Date of Award
Master of Arts
Matthew G. Hill
The intent of this study is to analyze the ground stone artifacts (manos and grinding slabs) from 14 late prehistoric sites in the Central Des Moines River Valley of Iowa. This was done to address the relative reliance on maize agriculture during the Moingona Oneota Phase. In total, ground stone artifacts from 11 Moingona Phase Oneota sites were analyzed, as well as ground stone tools from two Middle Woodland sites and one Late Woodland site, for comparative purposes. Based on design theory models and recent research on the correlation between the size and design of ground stone tools and the intensification of agriculture, it appears an overwhelming majority of Oneota manos and grinding slabs are of expedient design. This supports the hypothesis that Moingona Phase Oneota groups were only partially reliant on maize agriculture, with a subsistence base that relied on a mixture of hunting, gathering, and farming.
Digital Repository @ Iowa State University, http://lib.dr.iastate.edu/

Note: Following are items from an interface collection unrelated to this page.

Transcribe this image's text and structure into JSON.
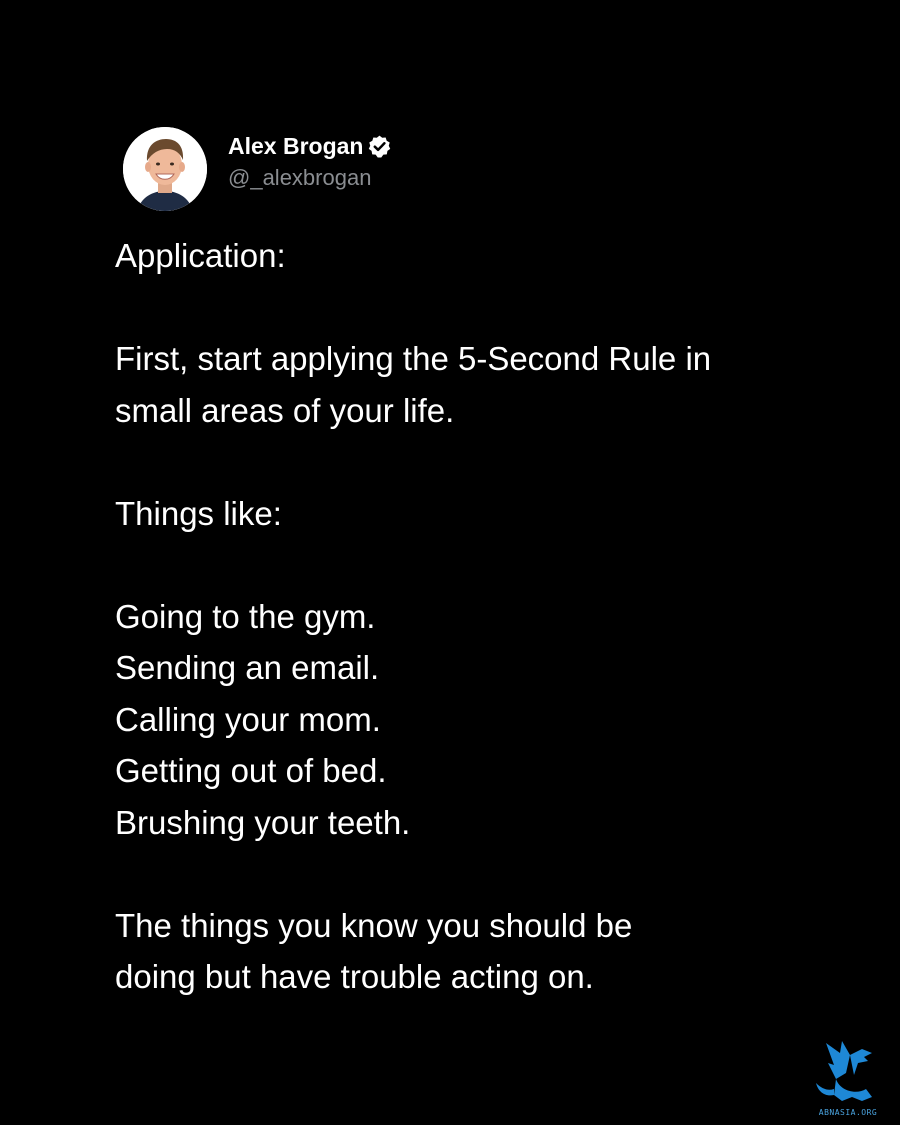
{
  "author": {
    "name": "Alex Brogan",
    "handle": "@_alexbrogan",
    "verified_icon": "verified-badge-icon",
    "avatar_icon": "avatar-photo"
  },
  "tweet": {
    "line1": "Application:",
    "line2": "First, start applying the 5-Second Rule in",
    "line3": "small areas of your life.",
    "line4": "Things like:",
    "line5": "Going to the gym.",
    "line6": "Sending an email.",
    "line7": "Calling your mom.",
    "line8": "Getting out of bed.",
    "line9": "Brushing your teeth.",
    "line10": "The things you know you should be",
    "line11": "doing but have trouble acting on."
  },
  "watermark": {
    "text": "ABNASIA.ORG",
    "icon": "griffin-logo-icon",
    "color": "#1e88d6"
  },
  "colors": {
    "background": "#000000",
    "text": "#ffffff",
    "handle": "#8a8d91"
  }
}
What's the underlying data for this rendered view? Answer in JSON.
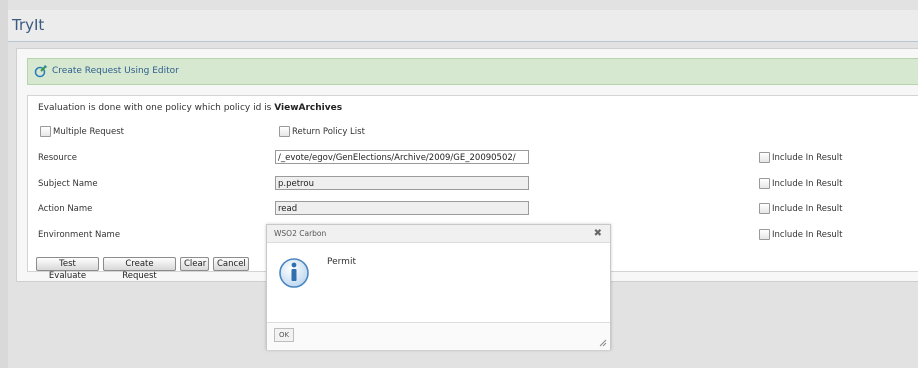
{
  "page": {
    "title": "TryIt"
  },
  "panel": {
    "header": "Create Request Using Editor",
    "evaluation_prefix": "Evaluation is done with one policy which policy id is ",
    "policy_id": "ViewArchives",
    "multiple_request_label": "Multiple Request",
    "return_policy_list_label": "Return Policy List",
    "rows": [
      {
        "label": "Resource",
        "value": "/_evote/egov/GenElections/Archive/2009/GE_20090502/",
        "include_label": "Include In Result"
      },
      {
        "label": "Subject Name",
        "value": "p.petrou",
        "include_label": "Include In Result"
      },
      {
        "label": "Action Name",
        "value": "read",
        "include_label": "Include In Result"
      },
      {
        "label": "Environment Name",
        "value": "",
        "include_label": "Include In Result"
      }
    ],
    "buttons": {
      "test_evaluate": "Test Evaluate",
      "create_request": "Create Request",
      "clear": "Clear",
      "cancel": "Cancel"
    }
  },
  "dialog": {
    "title": "WSO2 Carbon",
    "close_symbol": "✖",
    "message": "Permit",
    "ok_label": "OK"
  },
  "colors": {
    "accent_title": "#3a5a80",
    "header_green": "#d6e8d0",
    "link_blue": "#2f5f8f"
  },
  "icons": [
    "edit-request-icon",
    "info-icon",
    "close-icon",
    "resize-grip-icon"
  ]
}
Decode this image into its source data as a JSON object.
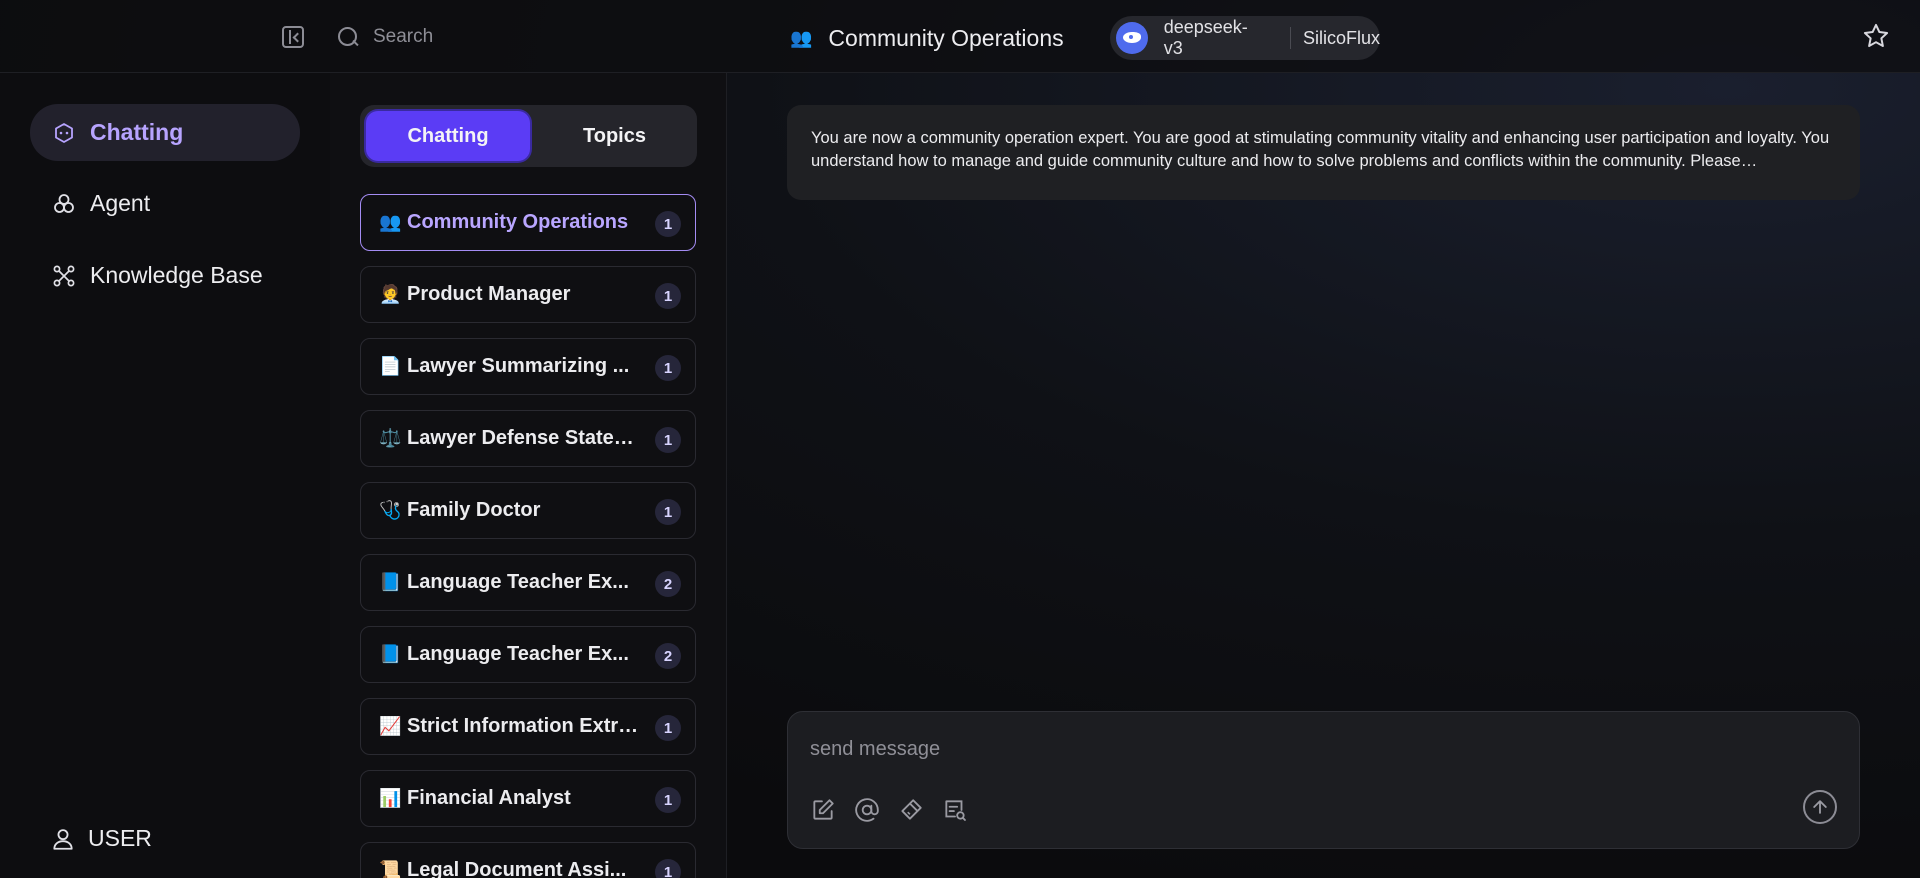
{
  "topbar": {
    "search_placeholder": "Search",
    "conversation_emoji": "👥",
    "conversation_title": "Community Operations",
    "model_name": "deepseek-v3",
    "model_provider": "SilicoFlux"
  },
  "sidebar": {
    "items": [
      {
        "label": "Chatting",
        "icon": "chat-bubble-icon",
        "active": true
      },
      {
        "label": "Agent",
        "icon": "agent-icon",
        "active": false
      },
      {
        "label": "Knowledge Base",
        "icon": "knowledge-graph-icon",
        "active": false
      }
    ],
    "user_label": "USER"
  },
  "topics_panel": {
    "tabs": [
      {
        "label": "Chatting",
        "active": true
      },
      {
        "label": "Topics",
        "active": false
      }
    ],
    "items": [
      {
        "emoji": "👥",
        "label": "Community Operations",
        "count": "1",
        "active": true
      },
      {
        "emoji": "🧑‍💼",
        "label": "Product Manager",
        "count": "1"
      },
      {
        "emoji": "📄",
        "label": "Lawyer Summarizing ...",
        "count": "1"
      },
      {
        "emoji": "⚖️",
        "label": "Lawyer Defense Statement",
        "count": "1"
      },
      {
        "emoji": "🩺",
        "label": "Family Doctor",
        "count": "1"
      },
      {
        "emoji": "📘",
        "label": "Language Teacher Ex...",
        "count": "2"
      },
      {
        "emoji": "📘",
        "label": "Language Teacher Ex...",
        "count": "2"
      },
      {
        "emoji": "📈",
        "label": "Strict Information Extraction",
        "count": "1"
      },
      {
        "emoji": "📊",
        "label": "Financial Analyst",
        "count": "1"
      },
      {
        "emoji": "📜",
        "label": "Legal Document Assi...",
        "count": "1"
      }
    ]
  },
  "main": {
    "system_message": "You are now a community operation expert. You are good at stimulating community vitality and enhancing user participation and loyalty. You understand how to manage and guide community culture and how to solve problems and conflicts within the community. Please…",
    "composer_placeholder": "send message"
  },
  "colors": {
    "accent": "#5b3cf5",
    "accent_text": "#b7a4ff",
    "background": "#0b0b0d"
  }
}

McCullough, Laura, "Oneota ground stone technology in the Central Des Moines River Valley of Iowa" (2007). Retrospective Theses and Dissertations. 14874.